      I’m looking forward to see the new one in the flesh, as I suspect the longer wheelbase, with it’s more more midengine like proportions, should be more tolerant a steeper windshield. By adding some length to the rear, visually flattening the whole car a bit.

  • avatar

    I have lots and lots and lots of car desktop backgrounds. Many of them are 911s. Not many of those are tuned 911s, but I’ve seen many, many Sportecs, Techarts, RUFs, 9ffs, Gemballas and (ugh) Mansorys, and, must say, as restyling exercises go this one is pretty nice.

    Topcar (this) is the one with the shark logo IIRC.

  • avatar
    carguy

    The design of 911s has always been purposefully understated and in line with the swabians general disapproval of public displays of conspicuous consumption. If you want bling get a lime green Lambo but leave the 911 as it is.

  • avatar
    dvp cars

    …..past cars include a ’72 911S and a ’77 930 Turbo….now I’d settle for a tuner Lucerne….must be getting old.


Back to TopLeave a Reply

You must be logged in to post a comment.

Subscribe without commenting

Recent Comments

New Car Research

Get a Free Dealer Quote

Staff

  • Contributing Writers

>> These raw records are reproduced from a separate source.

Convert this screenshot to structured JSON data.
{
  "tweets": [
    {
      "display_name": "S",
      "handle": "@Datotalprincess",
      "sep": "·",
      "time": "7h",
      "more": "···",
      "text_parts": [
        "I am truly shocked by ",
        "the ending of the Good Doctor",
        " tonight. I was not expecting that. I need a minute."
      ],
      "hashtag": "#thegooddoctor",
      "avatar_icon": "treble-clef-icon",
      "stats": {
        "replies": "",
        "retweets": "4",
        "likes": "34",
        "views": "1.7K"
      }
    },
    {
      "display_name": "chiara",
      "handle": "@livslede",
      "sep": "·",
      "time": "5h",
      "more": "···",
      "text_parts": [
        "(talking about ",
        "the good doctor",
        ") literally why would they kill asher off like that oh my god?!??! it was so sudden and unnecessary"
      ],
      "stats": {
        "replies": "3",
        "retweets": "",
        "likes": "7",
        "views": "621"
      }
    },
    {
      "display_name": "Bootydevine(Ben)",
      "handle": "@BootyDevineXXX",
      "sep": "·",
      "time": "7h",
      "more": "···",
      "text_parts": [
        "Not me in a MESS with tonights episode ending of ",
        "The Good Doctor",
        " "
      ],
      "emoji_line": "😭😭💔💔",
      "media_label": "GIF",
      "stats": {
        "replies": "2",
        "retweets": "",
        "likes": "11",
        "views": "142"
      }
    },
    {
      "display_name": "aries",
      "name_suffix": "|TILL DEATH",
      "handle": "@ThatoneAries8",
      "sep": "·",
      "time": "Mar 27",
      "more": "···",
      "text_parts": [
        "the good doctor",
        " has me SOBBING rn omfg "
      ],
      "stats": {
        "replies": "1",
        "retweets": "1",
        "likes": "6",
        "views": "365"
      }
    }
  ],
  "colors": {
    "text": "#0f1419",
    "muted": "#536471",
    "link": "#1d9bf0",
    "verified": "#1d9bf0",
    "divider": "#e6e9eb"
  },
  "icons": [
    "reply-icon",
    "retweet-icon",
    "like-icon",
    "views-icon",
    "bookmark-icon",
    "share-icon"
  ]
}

  • Jack Baruth, United States
  • Brendan McAleer, Canada
  • Marcelo De Vasconcellos, Brazil
  • Vojta Dobes, Czech Republic
  • Matthias Gasnier, Australia
  • W. Christian 'Mental' Ward, Abu Dhabi
  • Mark Stevenson, Canada
  • Cameron Aubernon, United States
  • J Emerson, United States